The next band’s instruments all plugged in fine and the band sounded wonderful, even though they had too much reverb. There was a chick guitarist in the last band, but i was too pissed to hang around much longer. Somehow i managed to sell fifteen demos in the midst of all of this, but that leaves me with mucho extra copies, so get your orders in now. Ugh.
Five hours. I just ran into Gina, so … she’s here. I also dropped off my rapidly fuzzing liner notes to be copied on stock paper – had i planned this out properly i would have had the liner done digitally for today, however when it comes down to digital liner notes or underwear to wear for your show the right choice is (usually) doing laundry. Also, Gina and I were just totally improbably asked to record songs for a play opening in D.C. in July that will be playing at the Philly Fringe Festival, which means we might get to perform live there. This is ultra-tentative, but if i pursue it i think it’ll work out. See how easy it is to network when you’re not just some random kid recording dumb little concerts for your website ;-)

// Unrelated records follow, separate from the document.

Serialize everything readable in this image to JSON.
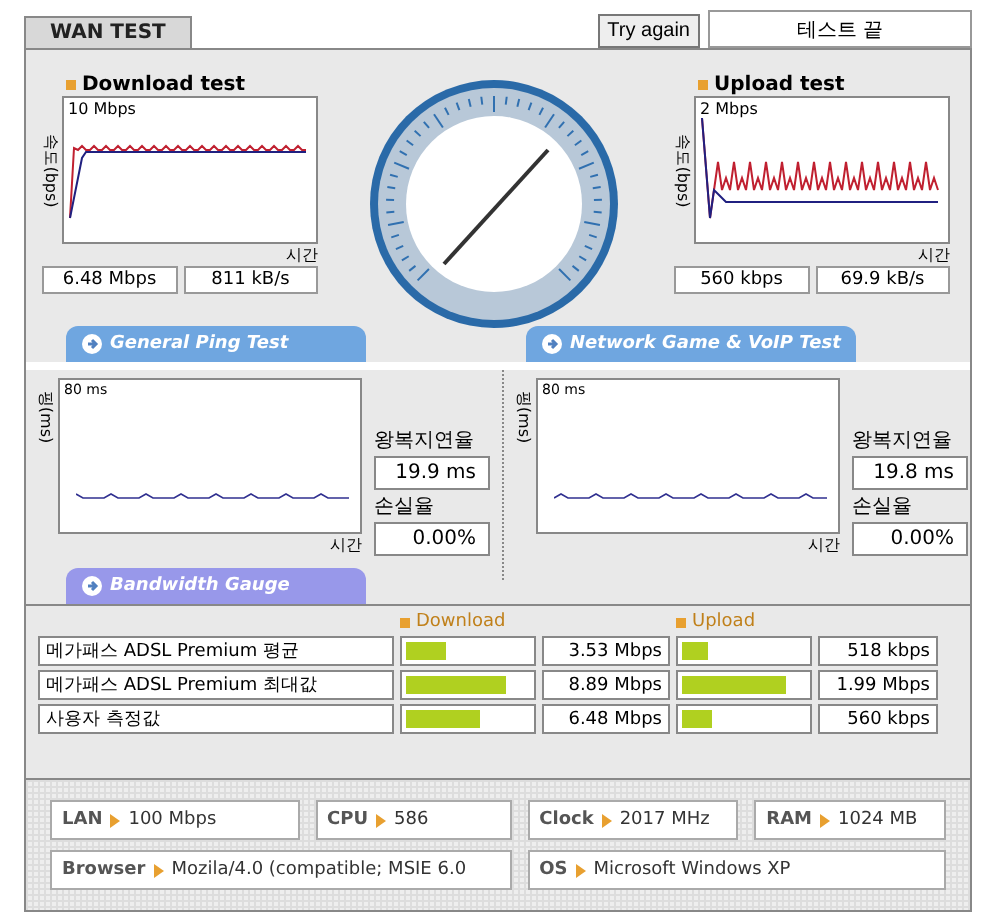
{
  "tabs": [
    {
      "label": "WAN TEST",
      "selected": true
    }
  ],
  "try_again": "Try again",
  "status": "테스트 끝",
  "speed_tests": [
    {
      "kind": "download",
      "title": "Download test",
      "ylabel": "속도(bps)",
      "scale": "10 Mbps",
      "xlabel": "시간",
      "readings": [
        "6.48 Mbps",
        "811 kB/s"
      ]
    },
    {
      "kind": "upload",
      "title": "Upload test",
      "ylabel": "속도(bps)",
      "scale": "2 Mbps",
      "xlabel": "시간",
      "readings": [
        "560 kbps",
        "69.9 kB/s"
      ]
    }
  ],
  "ping_tests": [
    {
      "heading": "General Ping Test",
      "ylabel": "핑(ms)",
      "scale": "80 ms",
      "xlabel": "시간",
      "latency_label": "왕복지연율",
      "latency": "19.9 ms",
      "loss_label": "손실율",
      "loss": "0.00%"
    },
    {
      "heading": "Network Game & VoIP Test",
      "ylabel": "핑(ms)",
      "scale": "80 ms",
      "xlabel": "시간",
      "latency_label": "왕복지연율",
      "latency": "19.8 ms",
      "loss_label": "손실율",
      "loss": "0.00%"
    }
  ],
  "bandwidth": {
    "heading": "Bandwidth Gauge",
    "columns": [
      "Download",
      "Upload"
    ],
    "rows": [
      {
        "name": "메가패스 ADSL Premium 평균",
        "download": {
          "level": 0.32,
          "reading": "3.53 Mbps"
        },
        "upload": {
          "level": 0.21,
          "reading": "518 kbps"
        }
      },
      {
        "name": "메가패스 ADSL Premium 최대값",
        "download": {
          "level": 0.81,
          "reading": "8.89 Mbps"
        },
        "upload": {
          "level": 0.84,
          "reading": "1.99 Mbps"
        }
      },
      {
        "name": "사용자 측정값",
        "download": {
          "level": 0.6,
          "reading": "6.48 Mbps"
        },
        "upload": {
          "level": 0.24,
          "reading": "560 kbps"
        }
      }
    ]
  },
  "system": [
    {
      "label": "LAN",
      "value": "100 Mbps"
    },
    {
      "label": "CPU",
      "value": "586"
    },
    {
      "label": "Clock",
      "value": "2017 MHz"
    },
    {
      "label": "RAM",
      "value": "1024 MB"
    },
    {
      "label": "Browser",
      "value": "Mozila/4.0 (compatible; MSIE 6.0"
    },
    {
      "label": "OS",
      "value": "Microsoft Windows XP"
    }
  ]
}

Meanwhile, somehow i leaked the liner notes before the demo release (i know how: i am a dumbass), so people are starting to catch wind of the thanx they received. I’m probably going to change the inside liner notes for each “pressing” of the disc so i can keep straight which ones got made when, so hopefully there’ll be some continuing surprises. But, now i have to sit at my desk and stew for another hour while my copies are being done. What fun.
Six hours and fifteen minutes. The liner notes are finally done (i take this down-to-the-wire stuff seriously), and i’m just this bubbly giggly mass of idiocy every time i look at them. Sure, i’ve been listening to the demo for two or three weeks now on my stereo, and i gave Peter Mulvey the first virginal copy last week, but this is something wholly different. On my living floor there are 42 copies of my emotions waiting for an image to go with the sound, and i’ve got it in my hands. And i even lined it up on double sided paper with the admissions office copier! Love those DIY production values! So, anyway, i’m not getting very much work done, but all of my little demo errands are finished except for getting the liner notes copied and cut. More updates soon.